Janitorial workers gathered in downtown Columbus on Monday afternoon to rally for a $15 minimum wage.
Union members are gearing up for contract negotiations, where a higher minimum wage will be at the forefront of demands.
"This is our opportunity in your contract to be sure that the wage you earn reflects the dignity of your work every single day to keep this city running," says Columbus City Council member Elizabeth Brown.
Janitorial workers spoke at the rally about struggling to make ends meet on low salaries. Because of their wages, some full-time janitors qualify for public assistance for housing, food and health care.
"Our skilled labor helps contribute to our city's prosperity yet many of us can barely afford our groceries or go to the doctor when we're sick," says Cristal Sylla.

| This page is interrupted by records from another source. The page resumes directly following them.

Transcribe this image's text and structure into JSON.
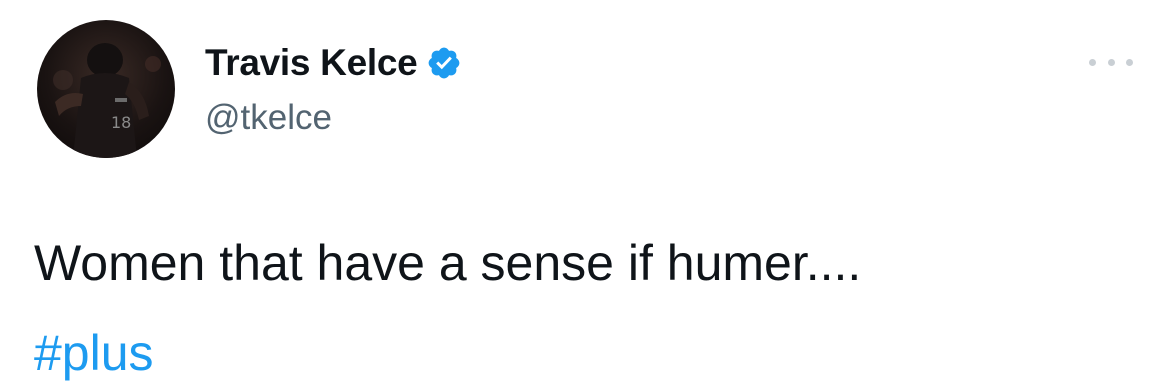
{
  "author": {
    "display_name": "Travis Kelce",
    "handle": "@tkelce",
    "verified": true,
    "avatar_icon": "profile-photo-football-player"
  },
  "menu": {
    "icon": "more-options-icon"
  },
  "tweet": {
    "text": "Women that have a sense if humer....",
    "hashtag": "#plus"
  },
  "colors": {
    "text": "#0f1419",
    "secondary": "#536471",
    "link": "#1d9bf0",
    "verified_badge": "#1d9bf0",
    "more_dots": "#c9cfd4"
  }
}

Sylla has worked as a janitor at 325 John McConnell Boulevard for four years. She takes the overnight shift to take care of grandchildren during the day.

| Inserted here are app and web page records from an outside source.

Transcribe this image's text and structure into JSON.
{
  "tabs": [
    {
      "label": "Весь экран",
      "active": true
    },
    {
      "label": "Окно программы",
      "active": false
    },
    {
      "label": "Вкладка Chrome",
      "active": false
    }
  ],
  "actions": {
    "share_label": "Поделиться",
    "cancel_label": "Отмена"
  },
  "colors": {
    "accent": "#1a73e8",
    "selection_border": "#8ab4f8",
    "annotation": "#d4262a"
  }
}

"Janitors who keep Columbus clean shouldn't have to live paycheck to paycheck, or stress over whether they can pay their bills on time, provide for their family or take care of their health," Sylla says.
Brown says a higher wage would allow janitors to thrive instead of just surviving.

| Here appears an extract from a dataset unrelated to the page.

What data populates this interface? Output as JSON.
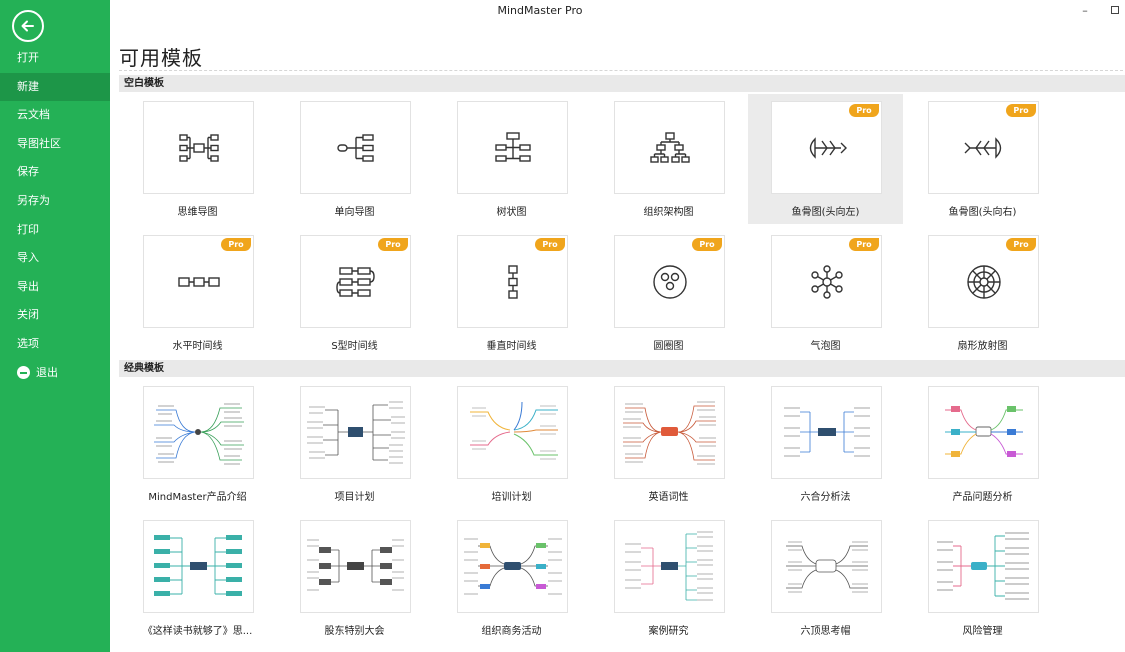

"When a worker can go to work, make a decent wage, a family supporting living wage that supports their kids and supports their community, that’s better for our whole city," Brown told attendees. "A rising tide truly lifts all boats."